- EXERCISE AIM -
Write the following entries out again exactly, skipping each image.

(Items listed in a dataset)
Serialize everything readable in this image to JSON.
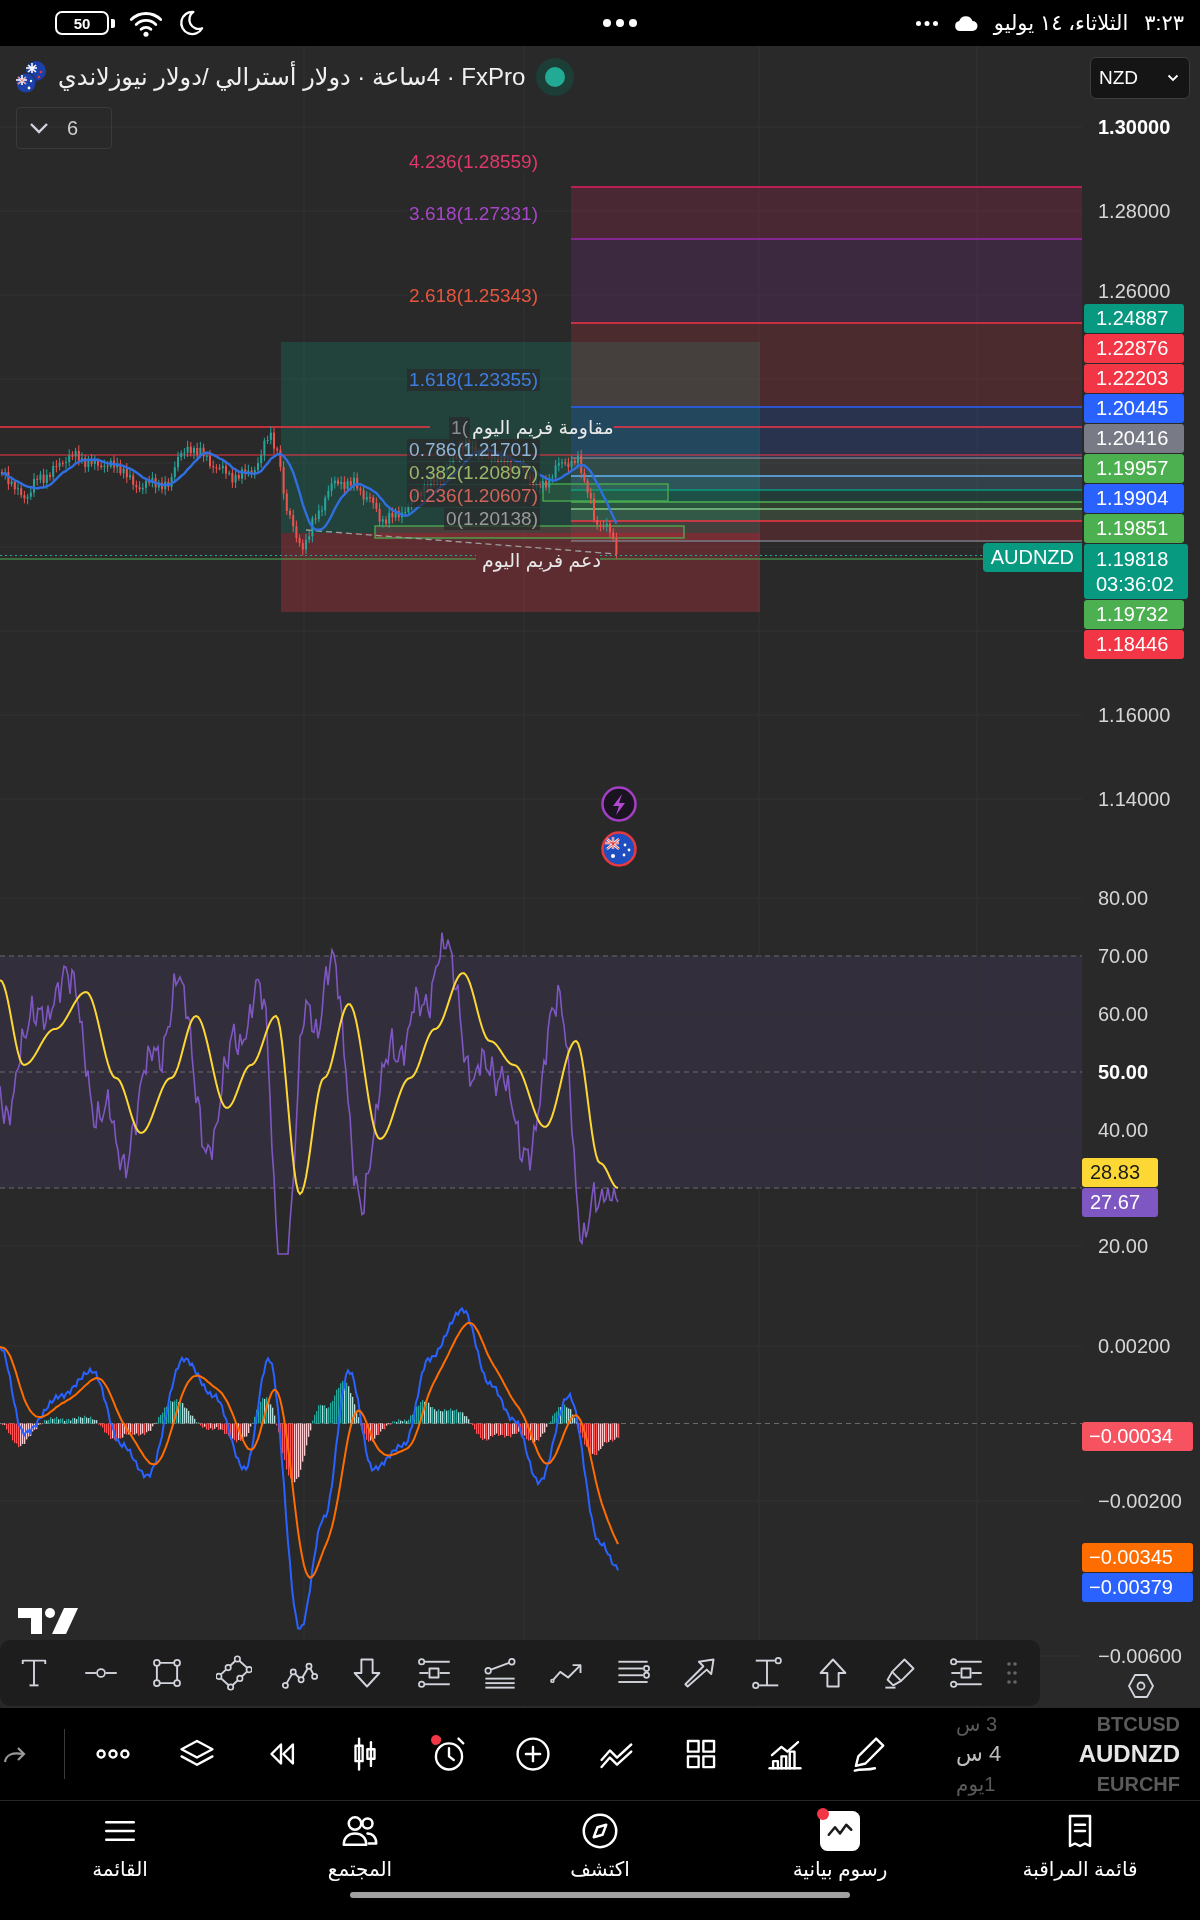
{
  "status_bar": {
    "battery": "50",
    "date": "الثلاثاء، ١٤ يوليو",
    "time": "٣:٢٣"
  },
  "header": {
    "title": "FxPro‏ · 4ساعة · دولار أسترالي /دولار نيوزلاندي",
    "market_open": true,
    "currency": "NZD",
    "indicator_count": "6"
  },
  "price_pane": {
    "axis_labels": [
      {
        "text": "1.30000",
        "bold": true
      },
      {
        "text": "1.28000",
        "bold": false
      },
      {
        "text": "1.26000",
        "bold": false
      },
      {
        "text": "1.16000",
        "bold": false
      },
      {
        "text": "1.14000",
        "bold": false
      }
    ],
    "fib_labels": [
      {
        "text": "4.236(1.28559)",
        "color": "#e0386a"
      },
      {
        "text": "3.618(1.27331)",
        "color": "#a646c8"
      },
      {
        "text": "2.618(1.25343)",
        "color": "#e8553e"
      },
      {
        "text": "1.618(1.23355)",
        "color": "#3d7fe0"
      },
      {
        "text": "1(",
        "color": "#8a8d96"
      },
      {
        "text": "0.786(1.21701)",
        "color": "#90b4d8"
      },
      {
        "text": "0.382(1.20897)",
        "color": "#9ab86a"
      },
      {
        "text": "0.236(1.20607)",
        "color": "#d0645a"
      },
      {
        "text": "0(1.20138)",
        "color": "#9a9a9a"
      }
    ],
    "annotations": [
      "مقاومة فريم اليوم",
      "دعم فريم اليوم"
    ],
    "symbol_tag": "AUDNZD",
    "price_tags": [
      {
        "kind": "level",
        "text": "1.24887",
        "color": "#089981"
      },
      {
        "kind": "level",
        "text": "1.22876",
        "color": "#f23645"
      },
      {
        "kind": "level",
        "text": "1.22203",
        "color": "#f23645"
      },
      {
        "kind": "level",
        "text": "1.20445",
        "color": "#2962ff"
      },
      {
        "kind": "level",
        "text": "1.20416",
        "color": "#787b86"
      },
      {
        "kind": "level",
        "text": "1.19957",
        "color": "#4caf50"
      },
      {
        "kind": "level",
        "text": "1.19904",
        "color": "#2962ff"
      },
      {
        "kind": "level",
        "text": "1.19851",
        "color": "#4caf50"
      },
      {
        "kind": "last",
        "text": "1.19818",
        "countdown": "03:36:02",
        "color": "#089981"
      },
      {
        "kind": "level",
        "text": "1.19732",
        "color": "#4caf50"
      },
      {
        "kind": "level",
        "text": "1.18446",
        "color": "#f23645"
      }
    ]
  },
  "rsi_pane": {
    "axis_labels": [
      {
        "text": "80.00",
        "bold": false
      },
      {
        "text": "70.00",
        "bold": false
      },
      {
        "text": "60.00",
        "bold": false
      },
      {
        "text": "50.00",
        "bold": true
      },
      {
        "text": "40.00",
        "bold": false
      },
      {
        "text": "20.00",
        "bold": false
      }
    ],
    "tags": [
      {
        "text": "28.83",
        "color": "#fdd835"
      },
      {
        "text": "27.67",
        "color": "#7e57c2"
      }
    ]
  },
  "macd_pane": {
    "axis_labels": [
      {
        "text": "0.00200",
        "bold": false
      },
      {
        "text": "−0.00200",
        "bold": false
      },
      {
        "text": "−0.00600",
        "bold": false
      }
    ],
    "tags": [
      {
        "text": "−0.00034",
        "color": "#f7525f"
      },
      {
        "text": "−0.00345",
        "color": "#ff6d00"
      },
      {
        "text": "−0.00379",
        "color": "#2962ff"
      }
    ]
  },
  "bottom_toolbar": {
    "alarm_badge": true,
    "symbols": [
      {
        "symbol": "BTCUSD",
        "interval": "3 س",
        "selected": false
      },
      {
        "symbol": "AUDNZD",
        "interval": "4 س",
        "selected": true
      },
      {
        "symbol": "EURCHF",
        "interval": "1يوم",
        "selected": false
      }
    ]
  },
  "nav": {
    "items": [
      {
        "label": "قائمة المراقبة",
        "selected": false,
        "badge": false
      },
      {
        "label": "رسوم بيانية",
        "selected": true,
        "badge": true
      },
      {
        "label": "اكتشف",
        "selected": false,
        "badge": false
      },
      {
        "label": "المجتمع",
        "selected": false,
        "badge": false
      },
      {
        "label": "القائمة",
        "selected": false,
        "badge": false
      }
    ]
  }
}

- WRITTEN RESPONSE -
Serialize everything readable in this image to JSON.
{
  "status_bar": {
    "battery": "50",
    "date": "الثلاثاء، ١٤ يوليو",
    "time": "٣:٢٣"
  },
  "header": {
    "title": "FxPro‏ · 4ساعة · دولار أسترالي /دولار نيوزلاندي",
    "market_open": true,
    "currency": "NZD",
    "indicator_count": "6"
  },
  "price_pane": {
    "axis_labels": [
      {
        "text": "1.30000",
        "bold": true
      },
      {
        "text": "1.28000",
        "bold": false
      },
      {
        "text": "1.26000",
        "bold": false
      },
      {
        "text": "1.16000",
        "bold": false
      },
      {
        "text": "1.14000",
        "bold": false
      }
    ],
    "fib_labels": [
      {
        "text": "4.236(1.28559)",
        "color": "#e0386a"
      },
      {
        "text": "3.618(1.27331)",
        "color": "#a646c8"
      },
      {
        "text": "2.618(1.25343)",
        "color": "#e8553e"
      },
      {
        "text": "1.618(1.23355)",
        "color": "#3d7fe0"
      },
      {
        "text": "1(",
        "color": "#8a8d96"
      },
      {
        "text": "0.786(1.21701)",
        "color": "#90b4d8"
      },
      {
        "text": "0.382(1.20897)",
        "color": "#9ab86a"
      },
      {
        "text": "0.236(1.20607)",
        "color": "#d0645a"
      },
      {
        "text": "0(1.20138)",
        "color": "#9a9a9a"
      }
    ],
    "annotations": [
      "مقاومة فريم اليوم",
      "دعم فريم اليوم"
    ],
    "symbol_tag": "AUDNZD",
    "price_tags": [
      {
        "kind": "level",
        "text": "1.24887",
        "color": "#089981"
      },
      {
        "kind": "level",
        "text": "1.22876",
        "color": "#f23645"
      },
      {
        "kind": "level",
        "text": "1.22203",
        "color": "#f23645"
      },
      {
        "kind": "level",
        "text": "1.20445",
        "color": "#2962ff"
      },
      {
        "kind": "level",
        "text": "1.20416",
        "color": "#787b86"
      },
      {
        "kind": "level",
        "text": "1.19957",
        "color": "#4caf50"
      },
      {
        "kind": "level",
        "text": "1.19904",
        "color": "#2962ff"
      },
      {
        "kind": "level",
        "text": "1.19851",
        "color": "#4caf50"
      },
      {
        "kind": "last",
        "text": "1.19818",
        "countdown": "03:36:02",
        "color": "#089981"
      },
      {
        "kind": "level",
        "text": "1.19732",
        "color": "#4caf50"
      },
      {
        "kind": "level",
        "text": "1.18446",
        "color": "#f23645"
      }
    ]
  },
  "rsi_pane": {
    "axis_labels": [
      {
        "text": "80.00",
        "bold": false
      },
      {
        "text": "70.00",
        "bold": false
      },
      {
        "text": "60.00",
        "bold": false
      },
      {
        "text": "50.00",
        "bold": true
      },
      {
        "text": "40.00",
        "bold": false
      },
      {
        "text": "20.00",
        "bold": false
      }
    ],
    "tags": [
      {
        "text": "28.83",
        "color": "#fdd835"
      },
      {
        "text": "27.67",
        "color": "#7e57c2"
      }
    ]
  },
  "macd_pane": {
    "axis_labels": [
      {
        "text": "0.00200",
        "bold": false
      },
      {
        "text": "−0.00200",
        "bold": false
      },
      {
        "text": "−0.00600",
        "bold": false
      }
    ],
    "tags": [
      {
        "text": "−0.00034",
        "color": "#f7525f"
      },
      {
        "text": "−0.00345",
        "color": "#ff6d00"
      },
      {
        "text": "−0.00379",
        "color": "#2962ff"
      }
    ]
  },
  "bottom_toolbar": {
    "alarm_badge": true,
    "symbols": [
      {
        "symbol": "BTCUSD",
        "interval": "3 س",
        "selected": false
      },
      {
        "symbol": "AUDNZD",
        "interval": "4 س",
        "selected": true
      },
      {
        "symbol": "EURCHF",
        "interval": "1يوم",
        "selected": false
      }
    ]
  },
  "nav": {
    "items": [
      {
        "label": "قائمة المراقبة",
        "selected": false,
        "badge": false
      },
      {
        "label": "رسوم بيانية",
        "selected": true,
        "badge": true
      },
      {
        "label": "اكتشف",
        "selected": false,
        "badge": false
      },
      {
        "label": "المجتمع",
        "selected": false,
        "badge": false
      },
      {
        "label": "القائمة",
        "selected": false,
        "badge": false
      }
    ]
  }
}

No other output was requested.